#16 White Elephant Camp-site
My northern camp-site was seven miles north of Ash Fork in the Kaibab National Forest.
G.B. pulled the pink trailer half-way up the mountain side, below the White Elephant quarry, then settled it under wind twisted, old juniper trees. He filled the trailer’s water storage tank and connected the propane tanks for the fridge, stove and hot water heater. To guarantee ample water for the shower, G.B. had his carpenters build a stand to hold two water barrels behind the trailer. I thought he was carrying my water supply to an extreme when he had the carpenters brace a third barrel in the fork of a juniper tree by my door. But G.B. knew I would run out of water, no matter how much I had.

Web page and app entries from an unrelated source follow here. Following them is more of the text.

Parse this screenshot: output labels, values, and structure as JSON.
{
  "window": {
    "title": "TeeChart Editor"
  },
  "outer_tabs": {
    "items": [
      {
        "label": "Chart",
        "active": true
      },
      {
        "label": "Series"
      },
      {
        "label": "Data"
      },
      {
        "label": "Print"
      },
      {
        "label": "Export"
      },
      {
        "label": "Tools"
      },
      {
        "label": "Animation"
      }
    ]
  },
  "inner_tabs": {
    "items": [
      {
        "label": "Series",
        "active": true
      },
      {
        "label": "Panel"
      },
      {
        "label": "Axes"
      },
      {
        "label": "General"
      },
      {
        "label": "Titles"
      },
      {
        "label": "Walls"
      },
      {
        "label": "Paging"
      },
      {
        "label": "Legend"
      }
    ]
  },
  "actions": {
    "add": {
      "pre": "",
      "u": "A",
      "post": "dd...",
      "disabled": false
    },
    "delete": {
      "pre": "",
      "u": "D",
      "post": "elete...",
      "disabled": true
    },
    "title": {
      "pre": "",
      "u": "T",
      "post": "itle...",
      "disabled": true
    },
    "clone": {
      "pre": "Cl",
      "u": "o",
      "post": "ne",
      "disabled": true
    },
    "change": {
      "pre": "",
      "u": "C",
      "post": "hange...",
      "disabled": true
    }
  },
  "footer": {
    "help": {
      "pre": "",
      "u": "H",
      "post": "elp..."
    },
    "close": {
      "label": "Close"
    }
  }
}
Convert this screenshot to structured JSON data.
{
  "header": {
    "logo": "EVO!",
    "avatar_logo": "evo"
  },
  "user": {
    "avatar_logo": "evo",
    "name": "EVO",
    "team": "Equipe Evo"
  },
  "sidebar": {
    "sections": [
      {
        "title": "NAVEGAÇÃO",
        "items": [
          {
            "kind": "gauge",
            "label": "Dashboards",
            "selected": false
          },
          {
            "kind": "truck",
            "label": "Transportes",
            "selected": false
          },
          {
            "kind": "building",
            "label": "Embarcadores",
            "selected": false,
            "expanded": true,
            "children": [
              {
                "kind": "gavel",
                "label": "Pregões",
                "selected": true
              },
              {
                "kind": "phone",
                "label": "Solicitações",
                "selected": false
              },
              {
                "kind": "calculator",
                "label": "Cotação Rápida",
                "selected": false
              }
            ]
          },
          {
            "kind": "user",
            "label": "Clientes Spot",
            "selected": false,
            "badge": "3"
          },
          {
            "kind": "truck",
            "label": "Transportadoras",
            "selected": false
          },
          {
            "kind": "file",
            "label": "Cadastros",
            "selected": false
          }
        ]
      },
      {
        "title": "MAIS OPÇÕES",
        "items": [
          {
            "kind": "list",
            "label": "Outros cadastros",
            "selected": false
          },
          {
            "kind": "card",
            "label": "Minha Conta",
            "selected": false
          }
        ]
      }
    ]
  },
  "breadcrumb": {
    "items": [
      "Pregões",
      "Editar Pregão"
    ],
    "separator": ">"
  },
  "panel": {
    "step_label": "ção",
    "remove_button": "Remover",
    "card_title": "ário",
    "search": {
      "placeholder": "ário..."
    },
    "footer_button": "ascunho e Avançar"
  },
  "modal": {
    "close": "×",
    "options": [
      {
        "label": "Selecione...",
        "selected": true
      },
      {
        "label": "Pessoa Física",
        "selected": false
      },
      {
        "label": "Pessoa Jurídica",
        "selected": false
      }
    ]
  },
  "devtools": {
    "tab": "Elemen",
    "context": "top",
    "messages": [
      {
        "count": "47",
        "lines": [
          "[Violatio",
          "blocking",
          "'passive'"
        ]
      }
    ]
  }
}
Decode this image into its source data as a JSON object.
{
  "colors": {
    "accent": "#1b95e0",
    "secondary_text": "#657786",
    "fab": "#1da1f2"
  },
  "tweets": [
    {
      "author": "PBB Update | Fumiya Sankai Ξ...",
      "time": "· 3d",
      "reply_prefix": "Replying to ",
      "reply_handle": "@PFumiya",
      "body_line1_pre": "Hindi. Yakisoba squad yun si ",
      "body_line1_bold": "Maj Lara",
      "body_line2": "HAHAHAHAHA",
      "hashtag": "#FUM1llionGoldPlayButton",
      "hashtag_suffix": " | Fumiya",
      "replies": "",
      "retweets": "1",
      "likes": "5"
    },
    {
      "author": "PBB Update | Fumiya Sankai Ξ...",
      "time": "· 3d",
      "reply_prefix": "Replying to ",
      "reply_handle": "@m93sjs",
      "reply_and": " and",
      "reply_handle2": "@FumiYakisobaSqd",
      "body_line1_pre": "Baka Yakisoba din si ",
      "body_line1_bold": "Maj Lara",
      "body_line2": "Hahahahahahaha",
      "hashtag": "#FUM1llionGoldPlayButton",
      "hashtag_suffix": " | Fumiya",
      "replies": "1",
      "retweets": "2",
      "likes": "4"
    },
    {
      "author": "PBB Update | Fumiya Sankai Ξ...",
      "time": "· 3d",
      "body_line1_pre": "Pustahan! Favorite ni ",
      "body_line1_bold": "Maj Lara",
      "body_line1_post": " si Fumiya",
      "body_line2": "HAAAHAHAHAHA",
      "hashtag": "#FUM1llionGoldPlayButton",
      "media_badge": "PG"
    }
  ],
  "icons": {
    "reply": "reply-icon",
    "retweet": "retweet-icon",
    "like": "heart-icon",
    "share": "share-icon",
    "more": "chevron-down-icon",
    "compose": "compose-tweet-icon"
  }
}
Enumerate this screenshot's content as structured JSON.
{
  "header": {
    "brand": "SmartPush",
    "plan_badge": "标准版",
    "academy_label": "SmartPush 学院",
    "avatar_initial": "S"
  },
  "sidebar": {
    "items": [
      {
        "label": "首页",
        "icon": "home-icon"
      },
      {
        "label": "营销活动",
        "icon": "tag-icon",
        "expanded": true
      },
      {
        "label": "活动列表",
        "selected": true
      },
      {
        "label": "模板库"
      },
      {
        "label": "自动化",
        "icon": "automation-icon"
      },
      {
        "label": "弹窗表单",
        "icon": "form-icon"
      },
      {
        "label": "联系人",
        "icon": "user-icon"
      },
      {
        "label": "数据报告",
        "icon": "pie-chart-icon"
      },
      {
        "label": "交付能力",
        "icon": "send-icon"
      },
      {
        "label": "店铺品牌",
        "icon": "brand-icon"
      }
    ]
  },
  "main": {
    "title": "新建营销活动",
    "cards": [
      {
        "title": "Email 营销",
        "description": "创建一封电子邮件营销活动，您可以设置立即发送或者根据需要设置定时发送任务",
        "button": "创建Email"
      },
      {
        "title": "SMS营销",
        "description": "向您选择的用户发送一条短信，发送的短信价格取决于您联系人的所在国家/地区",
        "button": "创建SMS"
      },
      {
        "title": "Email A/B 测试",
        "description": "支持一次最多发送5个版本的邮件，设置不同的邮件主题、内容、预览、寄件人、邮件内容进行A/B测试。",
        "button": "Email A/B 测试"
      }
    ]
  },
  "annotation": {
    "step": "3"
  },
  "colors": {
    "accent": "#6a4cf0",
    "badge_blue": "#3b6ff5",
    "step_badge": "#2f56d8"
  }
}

The first morning at my new camp-site, for a special treat, I fried bacon in addition to onions, potatoes and an egg. I carried my plate and a cold Pepsi outside into the cool, early morning sunshine and climbed up onto Huff, a loader G.B. had driven out from the stone yard the day before.
Slowly I ate my breakfast while scanning the scene below me: Mt Floyd and Picacho also referred to as Ol’ Pocatch, rising above a line of cinder cones along the horizon. I looked north, but the valley soon disappeared behind the skirts of my mountain. South, the valley reached out to Ash Fork and beyond, into the early morning haze.
My attention was drawn to the ground close below my camp-site by the arrival of a huge long legged jackrabbit. He sat quivering, wide eyed and still, then bolted on his zigzag path at the sound of a passing cottontail.
I looked up into the deepening blue sky and into the branches above my head, and called to a little bird who replied, “com’ere, com’ere, com’ere.”
I noticed a puff of dust where the valley road crossed the Atchison Topeka and Santa Fe Railroad tracks into town. The dust traced a vehicle’s progress down the valley. Eventually the vehicle swung onto Quarry Road, crossed the cattle-guard and flashed between the trees along the frontage road. It was G.B. in the company pick-up bringing rock doodlers who did not have transportation up to the quarry.
In order to open the office at eight A.M. G.B. dropped off the men at seven-thirty, checked their water barrels and equipment, gave them their orders for the day, then roared back toward town.
On his way down the mountain G.B. skidded to a stop by my camp-site, saw I was gazing at the view below and asked me, “Charle, how can y’all just set thar a’doin’ nothin’? Y’all get yer giddle on up the hill an’ paint some pictures. I’ll be back this evenin’.”
He was off in a big puff of dust . . . and he was back at noon and at three o’clock and at five o’clock, but he never did come back that evening.
The next day I learned “evenin’” is any time after twelve noon, and G.B. had come back three times that “evenin’.”